Pro tip: if you serve these with mini chocolate chips on top, they taste remarkably similar to cannolis!
Blood Orange Mascarpone Panna Cotta
Yield: 4-6 servings
Prep time: 15 minutes, plus 2 or more hours to chill
Cook time: 5 minutes
1 1/2 cups heavy cream (or whole milk)*
1 teaspoon blood orange zest
1 tablespoon grassfed gelatin
1 cup mascarpone cheese
1/4 cup blood orange juice
1 teaspoon orange or lemon extract, optional**
1/2 teaspoon vanilla extract
Pinch of sea salt
1/4 cup plus 2 tablespoons honey
*Cream will make a very rich panna cotta, whereas milk will yield a lighter version. You can also substitute 2 1/2 cups coconut milk for the cream and mascarpone to make this dairy-free.
Place the heavy cream and orange zest in a small saucepan. Sprinkle the gelatin on top and let it bloom for about five minutes, until the surface of the cream looks wrinkled and some of the gelatin granules have dissolved.
If you plan to unmold your panna cottas for serving, grease 4 to 6 small ramekins (about 4 ounces each). If you plan to serve the panna cottas in their vessels, you can use small glasses or jars if you like and do not need to grease them.
Whisk the mascarpone, blood orange juice, extracts, and salt in a large bowl.
Place the saucepan of cream over low heat and warm, stirring often, until the gelatin has dissolved (rub a bit of the mixture between your thumb and forefinger to make sure it’s smooth). Be careful not to let the mixture come to a boil or even steam–remove it from the heat if you start to see vapor rising from the edges. Turn off the heat and whisk in the honey until smooth.

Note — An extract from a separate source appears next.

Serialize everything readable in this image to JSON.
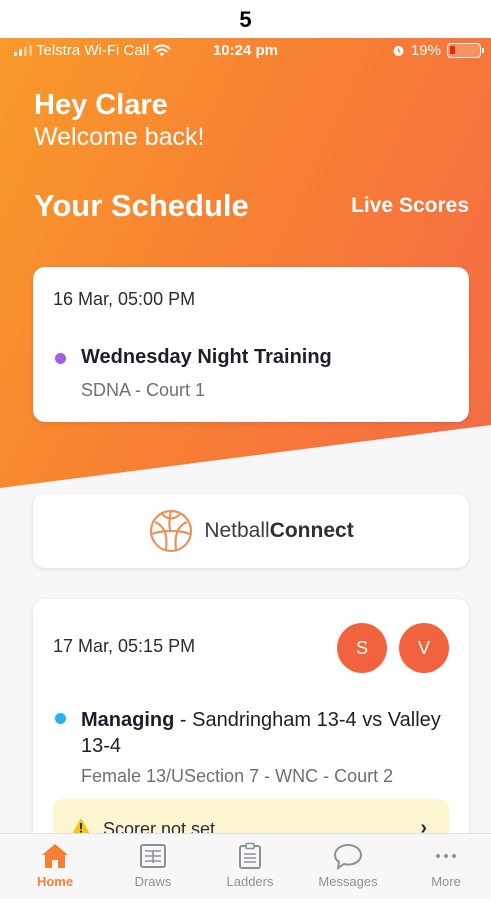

Slowly pour the hot cream into the bowl with the mascarpone, whisking constantly, until uniform. If you’d like your panna cotta totally smooth, strain the liquid to remove the zest and any little clumps of gelatin (I did not do this because I like a little texture). Divide the mixture between the ramekins or jars and chill in the refrigerator for 2 to 4 hours, until set. Serve chilled or at room temperature.